An exact copy of the entries, with every picture omitted, is what is needed here.

════════════════════

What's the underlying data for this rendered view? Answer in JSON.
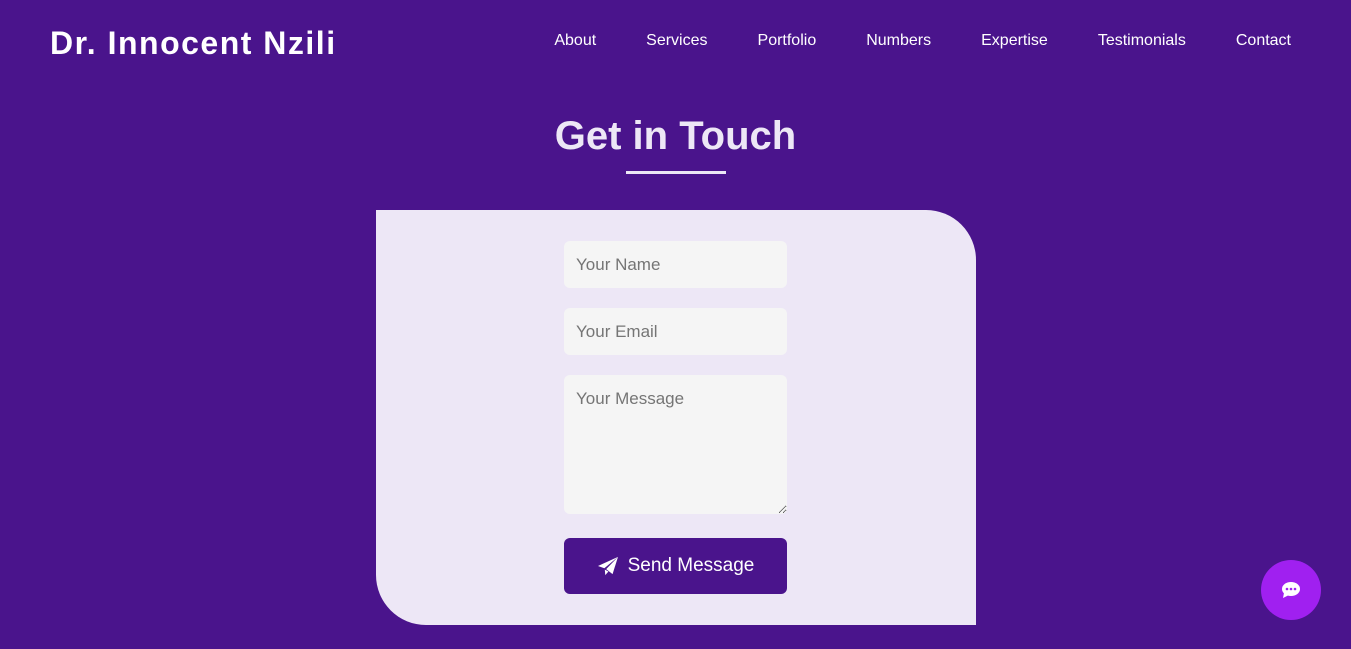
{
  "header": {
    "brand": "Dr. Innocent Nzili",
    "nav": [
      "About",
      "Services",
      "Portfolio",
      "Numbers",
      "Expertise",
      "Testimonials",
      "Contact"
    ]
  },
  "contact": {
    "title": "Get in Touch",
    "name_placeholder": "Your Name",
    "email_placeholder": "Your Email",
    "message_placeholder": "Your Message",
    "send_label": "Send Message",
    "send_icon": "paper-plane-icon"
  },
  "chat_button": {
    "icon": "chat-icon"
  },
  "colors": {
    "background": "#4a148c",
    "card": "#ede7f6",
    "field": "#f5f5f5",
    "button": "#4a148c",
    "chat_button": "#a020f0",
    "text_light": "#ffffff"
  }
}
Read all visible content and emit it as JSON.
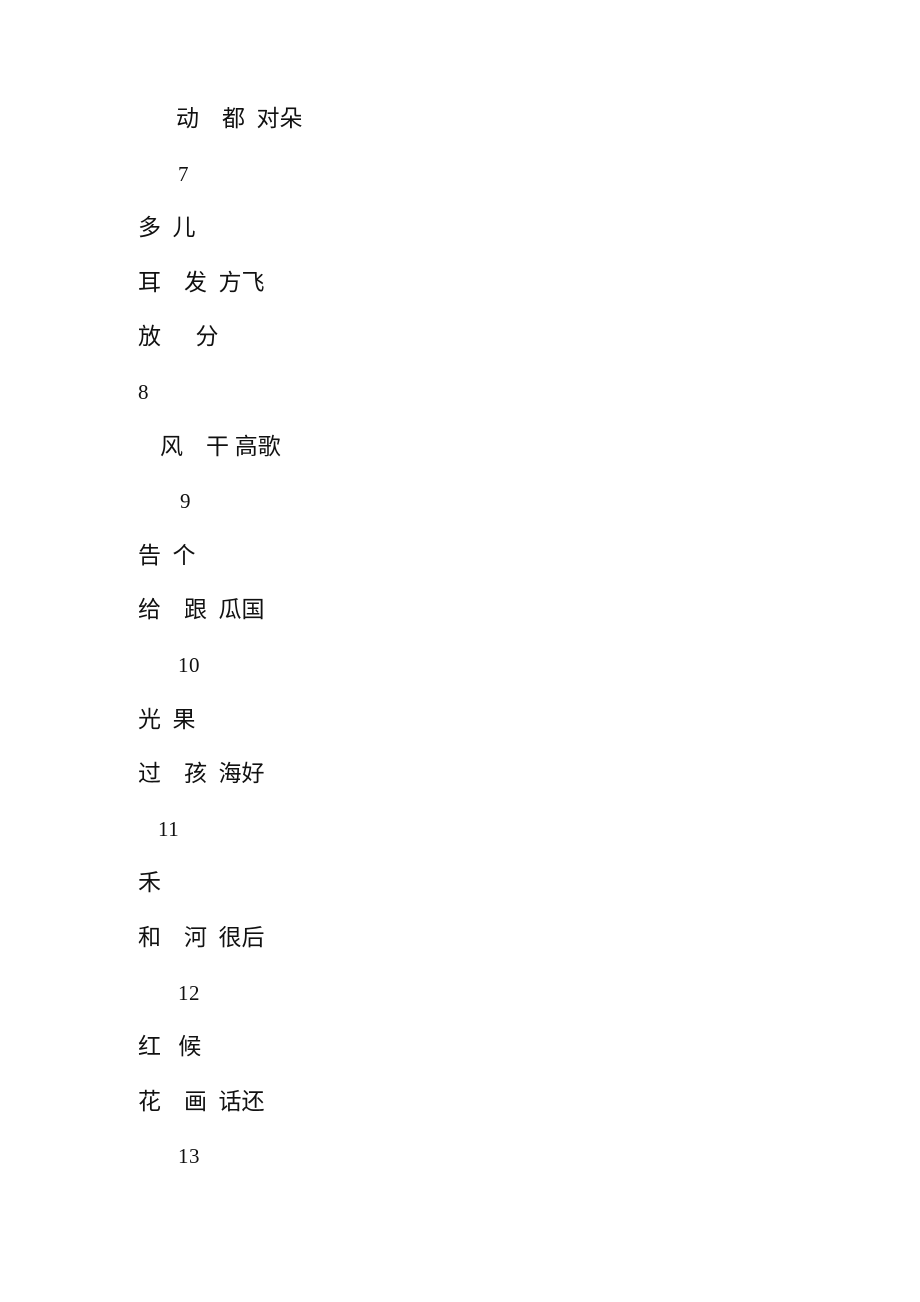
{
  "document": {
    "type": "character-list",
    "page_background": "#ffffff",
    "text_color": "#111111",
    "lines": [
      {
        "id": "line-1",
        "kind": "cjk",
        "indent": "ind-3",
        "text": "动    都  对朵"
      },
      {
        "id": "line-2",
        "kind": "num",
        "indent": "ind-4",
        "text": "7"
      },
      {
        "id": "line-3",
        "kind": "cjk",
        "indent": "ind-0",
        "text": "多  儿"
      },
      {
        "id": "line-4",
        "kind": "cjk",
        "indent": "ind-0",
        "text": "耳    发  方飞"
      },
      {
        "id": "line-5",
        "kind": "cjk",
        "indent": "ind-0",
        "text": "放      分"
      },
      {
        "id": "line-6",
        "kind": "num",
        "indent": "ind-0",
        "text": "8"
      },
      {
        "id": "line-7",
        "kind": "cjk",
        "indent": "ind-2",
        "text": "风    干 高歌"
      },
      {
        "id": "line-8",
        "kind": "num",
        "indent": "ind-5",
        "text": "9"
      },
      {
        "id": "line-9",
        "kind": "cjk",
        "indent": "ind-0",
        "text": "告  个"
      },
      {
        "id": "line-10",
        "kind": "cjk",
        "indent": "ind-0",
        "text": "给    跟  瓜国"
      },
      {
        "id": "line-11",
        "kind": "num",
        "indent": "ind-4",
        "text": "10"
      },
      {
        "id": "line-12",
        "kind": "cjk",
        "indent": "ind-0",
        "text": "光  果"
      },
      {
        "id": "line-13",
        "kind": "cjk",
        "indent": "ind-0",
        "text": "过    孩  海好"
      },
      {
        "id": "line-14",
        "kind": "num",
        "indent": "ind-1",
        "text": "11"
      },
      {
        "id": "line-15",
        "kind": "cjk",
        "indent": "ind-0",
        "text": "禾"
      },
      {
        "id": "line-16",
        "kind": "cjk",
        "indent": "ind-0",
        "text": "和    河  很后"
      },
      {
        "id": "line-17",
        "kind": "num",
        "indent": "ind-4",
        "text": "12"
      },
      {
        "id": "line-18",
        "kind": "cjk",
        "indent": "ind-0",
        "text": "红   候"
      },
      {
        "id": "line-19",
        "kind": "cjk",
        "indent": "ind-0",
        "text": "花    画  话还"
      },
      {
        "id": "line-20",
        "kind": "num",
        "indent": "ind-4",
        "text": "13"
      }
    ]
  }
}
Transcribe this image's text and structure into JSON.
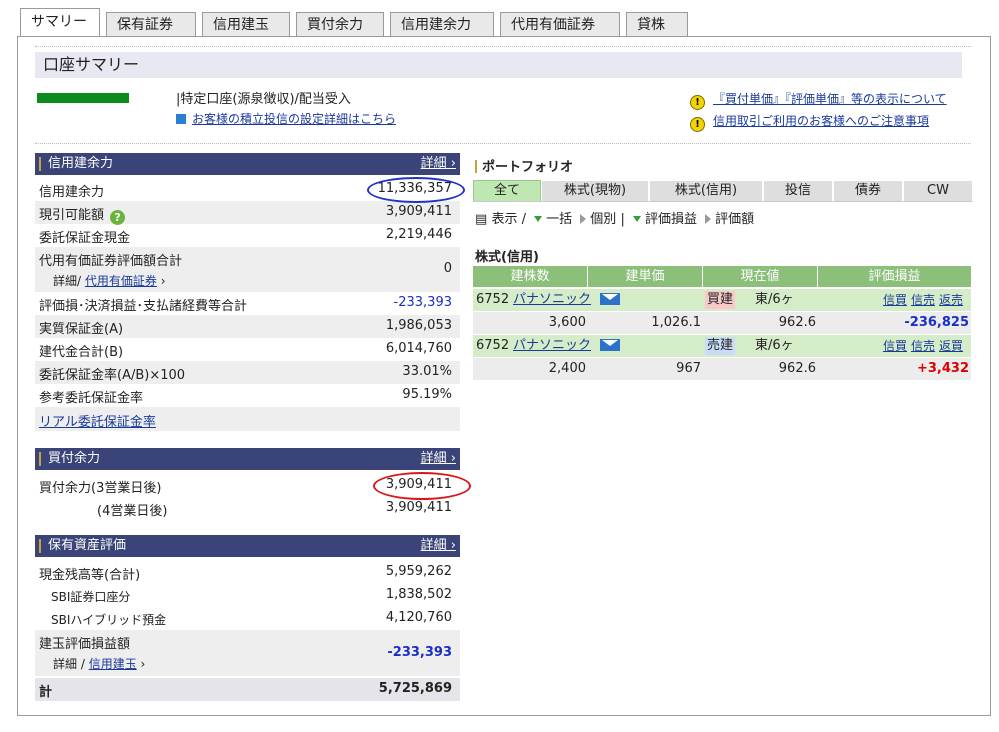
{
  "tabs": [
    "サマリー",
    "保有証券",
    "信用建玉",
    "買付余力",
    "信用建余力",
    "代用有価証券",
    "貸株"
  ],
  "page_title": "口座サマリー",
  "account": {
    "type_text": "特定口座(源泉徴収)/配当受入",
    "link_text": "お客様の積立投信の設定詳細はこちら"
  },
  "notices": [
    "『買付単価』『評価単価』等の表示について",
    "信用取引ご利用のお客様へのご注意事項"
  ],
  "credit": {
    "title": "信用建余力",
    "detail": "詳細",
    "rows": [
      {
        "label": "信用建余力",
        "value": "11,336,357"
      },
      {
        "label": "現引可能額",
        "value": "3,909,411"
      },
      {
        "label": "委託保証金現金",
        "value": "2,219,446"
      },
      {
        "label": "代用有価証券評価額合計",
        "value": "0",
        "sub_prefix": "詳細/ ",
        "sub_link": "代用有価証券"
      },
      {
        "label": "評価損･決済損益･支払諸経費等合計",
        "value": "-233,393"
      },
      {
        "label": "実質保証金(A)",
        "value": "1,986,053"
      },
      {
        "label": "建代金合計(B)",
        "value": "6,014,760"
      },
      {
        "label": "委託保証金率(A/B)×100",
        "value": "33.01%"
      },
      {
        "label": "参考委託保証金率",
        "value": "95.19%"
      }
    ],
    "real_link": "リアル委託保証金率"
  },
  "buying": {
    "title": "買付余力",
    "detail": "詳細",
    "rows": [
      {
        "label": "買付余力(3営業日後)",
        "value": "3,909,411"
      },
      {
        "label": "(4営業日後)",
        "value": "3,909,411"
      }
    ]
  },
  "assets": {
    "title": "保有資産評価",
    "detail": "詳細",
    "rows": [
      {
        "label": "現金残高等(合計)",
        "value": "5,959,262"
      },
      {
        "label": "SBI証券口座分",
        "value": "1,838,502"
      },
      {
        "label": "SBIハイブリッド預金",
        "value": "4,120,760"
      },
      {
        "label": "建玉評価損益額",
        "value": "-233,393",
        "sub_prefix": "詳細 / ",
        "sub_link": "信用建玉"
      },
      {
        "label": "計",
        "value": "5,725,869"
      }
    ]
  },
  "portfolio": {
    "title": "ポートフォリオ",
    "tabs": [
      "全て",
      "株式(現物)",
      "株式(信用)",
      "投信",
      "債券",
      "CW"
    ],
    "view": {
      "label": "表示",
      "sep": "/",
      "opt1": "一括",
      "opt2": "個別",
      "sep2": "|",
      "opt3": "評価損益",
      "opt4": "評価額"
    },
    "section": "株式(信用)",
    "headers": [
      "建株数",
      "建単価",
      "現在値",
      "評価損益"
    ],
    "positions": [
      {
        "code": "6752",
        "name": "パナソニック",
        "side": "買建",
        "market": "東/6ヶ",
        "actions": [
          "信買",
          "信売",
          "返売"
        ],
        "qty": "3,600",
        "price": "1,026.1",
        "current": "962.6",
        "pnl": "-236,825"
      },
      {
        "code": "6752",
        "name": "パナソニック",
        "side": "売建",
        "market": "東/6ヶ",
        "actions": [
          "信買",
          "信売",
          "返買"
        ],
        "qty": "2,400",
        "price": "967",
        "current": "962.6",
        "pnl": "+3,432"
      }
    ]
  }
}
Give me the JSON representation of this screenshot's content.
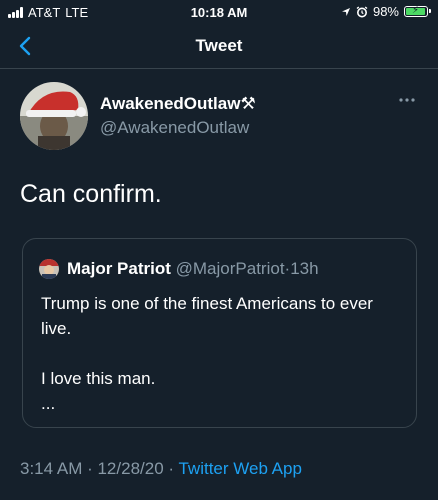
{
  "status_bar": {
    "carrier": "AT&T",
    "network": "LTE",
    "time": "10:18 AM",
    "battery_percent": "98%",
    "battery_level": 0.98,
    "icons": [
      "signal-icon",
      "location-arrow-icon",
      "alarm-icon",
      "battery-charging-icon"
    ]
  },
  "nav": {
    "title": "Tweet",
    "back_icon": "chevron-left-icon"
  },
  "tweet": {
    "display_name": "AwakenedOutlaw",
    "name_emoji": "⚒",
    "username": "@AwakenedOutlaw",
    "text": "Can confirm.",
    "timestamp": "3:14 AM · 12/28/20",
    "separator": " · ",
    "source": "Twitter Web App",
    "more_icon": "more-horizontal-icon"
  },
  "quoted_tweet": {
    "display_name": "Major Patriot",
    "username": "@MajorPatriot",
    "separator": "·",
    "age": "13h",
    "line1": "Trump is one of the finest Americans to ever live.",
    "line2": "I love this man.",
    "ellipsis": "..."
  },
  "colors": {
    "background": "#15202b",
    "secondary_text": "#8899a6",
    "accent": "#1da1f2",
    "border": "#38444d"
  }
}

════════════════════

» **Response to this exercise**:
What's the underlying data for this rendered view? Answer in JSON.
{
  "header": {
    "brand": "Dr. Innocent Nzili",
    "nav": [
      "About",
      "Services",
      "Portfolio",
      "Numbers",
      "Expertise",
      "Testimonials",
      "Contact"
    ]
  },
  "contact": {
    "title": "Get in Touch",
    "name_placeholder": "Your Name",
    "email_placeholder": "Your Email",
    "message_placeholder": "Your Message",
    "send_label": "Send Message",
    "send_icon": "paper-plane-icon"
  },
  "chat_button": {
    "icon": "chat-icon"
  },
  "colors": {
    "background": "#4a148c",
    "card": "#ede7f6",
    "field": "#f5f5f5",
    "button": "#4a148c",
    "chat_button": "#a020f0",
    "text_light": "#ffffff"
  }
}
Read all visible content and emit it as JSON.
{
  "document": {
    "type": "character-list",
    "page_background": "#ffffff",
    "text_color": "#111111",
    "lines": [
      {
        "id": "line-1",
        "kind": "cjk",
        "indent": "ind-3",
        "text": "动    都  对朵"
      },
      {
        "id": "line-2",
        "kind": "num",
        "indent": "ind-4",
        "text": "7"
      },
      {
        "id": "line-3",
        "kind": "cjk",
        "indent": "ind-0",
        "text": "多  儿"
      },
      {
        "id": "line-4",
        "kind": "cjk",
        "indent": "ind-0",
        "text": "耳    发  方飞"
      },
      {
        "id": "line-5",
        "kind": "cjk",
        "indent": "ind-0",
        "text": "放      分"
      },
      {
        "id": "line-6",
        "kind": "num",
        "indent": "ind-0",
        "text": "8"
      },
      {
        "id": "line-7",
        "kind": "cjk",
        "indent": "ind-2",
        "text": "风    干 高歌"
      },
      {
        "id": "line-8",
        "kind": "num",
        "indent": "ind-5",
        "text": "9"
      },
      {
        "id": "line-9",
        "kind": "cjk",
        "indent": "ind-0",
        "text": "告  个"
      },
      {
        "id": "line-10",
        "kind": "cjk",
        "indent": "ind-0",
        "text": "给    跟  瓜国"
      },
      {
        "id": "line-11",
        "kind": "num",
        "indent": "ind-4",
        "text": "10"
      },
      {
        "id": "line-12",
        "kind": "cjk",
        "indent": "ind-0",
        "text": "光  果"
      },
      {
        "id": "line-13",
        "kind": "cjk",
        "indent": "ind-0",
        "text": "过    孩  海好"
      },
      {
        "id": "line-14",
        "kind": "num",
        "indent": "ind-1",
        "text": "11"
      },
      {
        "id": "line-15",
        "kind": "cjk",
        "indent": "ind-0",
        "text": "禾"
      },
      {
        "id": "line-16",
        "kind": "cjk",
        "indent": "ind-0",
        "text": "和    河  很后"
      },
      {
        "id": "line-17",
        "kind": "num",
        "indent": "ind-4",
        "text": "12"
      },
      {
        "id": "line-18",
        "kind": "cjk",
        "indent": "ind-0",
        "text": "红   候"
      },
      {
        "id": "line-19",
        "kind": "cjk",
        "indent": "ind-0",
        "text": "花    画  话还"
      },
      {
        "id": "line-20",
        "kind": "num",
        "indent": "ind-4",
        "text": "13"
      }
    ]
  }
}
Transcribe this image's text and structure into JSON.
{
  "tabs": [
    "サマリー",
    "保有証券",
    "信用建玉",
    "買付余力",
    "信用建余力",
    "代用有価証券",
    "貸株"
  ],
  "page_title": "口座サマリー",
  "account": {
    "type_text": "特定口座(源泉徴収)/配当受入",
    "link_text": "お客様の積立投信の設定詳細はこちら"
  },
  "notices": [
    "『買付単価』『評価単価』等の表示について",
    "信用取引ご利用のお客様へのご注意事項"
  ],
  "credit": {
    "title": "信用建余力",
    "detail": "詳細",
    "rows": [
      {
        "label": "信用建余力",
        "value": "11,336,357"
      },
      {
        "label": "現引可能額",
        "value": "3,909,411"
      },
      {
        "label": "委託保証金現金",
        "value": "2,219,446"
      },
      {
        "label": "代用有価証券評価額合計",
        "value": "0",
        "sub_prefix": "詳細/ ",
        "sub_link": "代用有価証券"
      },
      {
        "label": "評価損･決済損益･支払諸経費等合計",
        "value": "-233,393"
      },
      {
        "label": "実質保証金(A)",
        "value": "1,986,053"
      },
      {
        "label": "建代金合計(B)",
        "value": "6,014,760"
      },
      {
        "label": "委託保証金率(A/B)×100",
        "value": "33.01%"
      },
      {
        "label": "参考委託保証金率",
        "value": "95.19%"
      }
    ],
    "real_link": "リアル委託保証金率"
  },
  "buying": {
    "title": "買付余力",
    "detail": "詳細",
    "rows": [
      {
        "label": "買付余力(3営業日後)",
        "value": "3,909,411"
      },
      {
        "label": "(4営業日後)",
        "value": "3,909,411"
      }
    ]
  },
  "assets": {
    "title": "保有資産評価",
    "detail": "詳細",
    "rows": [
      {
        "label": "現金残高等(合計)",
        "value": "5,959,262"
      },
      {
        "label": "SBI証券口座分",
        "value": "1,838,502"
      },
      {
        "label": "SBIハイブリッド預金",
        "value": "4,120,760"
      },
      {
        "label": "建玉評価損益額",
        "value": "-233,393",
        "sub_prefix": "詳細 / ",
        "sub_link": "信用建玉"
      },
      {
        "label": "計",
        "value": "5,725,869"
      }
    ]
  },
  "portfolio": {
    "title": "ポートフォリオ",
    "tabs": [
      "全て",
      "株式(現物)",
      "株式(信用)",
      "投信",
      "債券",
      "CW"
    ],
    "view": {
      "label": "表示",
      "sep": "/",
      "opt1": "一括",
      "opt2": "個別",
      "sep2": "|",
      "opt3": "評価損益",
      "opt4": "評価額"
    },
    "section": "株式(信用)",
    "headers": [
      "建株数",
      "建単価",
      "現在値",
      "評価損益"
    ],
    "positions": [
      {
        "code": "6752",
        "name": "パナソニック",
        "side": "買建",
        "market": "東/6ヶ",
        "actions": [
          "信買",
          "信売",
          "返売"
        ],
        "qty": "3,600",
        "price": "1,026.1",
        "current": "962.6",
        "pnl": "-236,825"
      },
      {
        "code": "6752",
        "name": "パナソニック",
        "side": "売建",
        "market": "東/6ヶ",
        "actions": [
          "信買",
          "信売",
          "返買"
        ],
        "qty": "2,400",
        "price": "967",
        "current": "962.6",
        "pnl": "+3,432"
      }
    ]
  }
}
Give me the JSON representation of this screenshot's content.
{
  "status_bar": {
    "carrier": "AT&T",
    "network": "LTE",
    "time": "10:18 AM",
    "battery_percent": "98%",
    "battery_level": 0.98,
    "icons": [
      "signal-icon",
      "location-arrow-icon",
      "alarm-icon",
      "battery-charging-icon"
    ]
  },
  "nav": {
    "title": "Tweet",
    "back_icon": "chevron-left-icon"
  },
  "tweet": {
    "display_name": "AwakenedOutlaw",
    "name_emoji": "⚒",
    "username": "@AwakenedOutlaw",
    "text": "Can confirm.",
    "timestamp": "3:14 AM · 12/28/20",
    "separator": " · ",
    "source": "Twitter Web App",
    "more_icon": "more-horizontal-icon"
  },
  "quoted_tweet": {
    "display_name": "Major Patriot",
    "username": "@MajorPatriot",
    "separator": "·",
    "age": "13h",
    "line1": "Trump is one of the finest Americans to ever live.",
    "line2": "I love this man.",
    "ellipsis": "..."
  },
  "colors": {
    "background": "#15202b",
    "secondary_text": "#8899a6",
    "accent": "#1da1f2",
    "border": "#38444d"
  }
}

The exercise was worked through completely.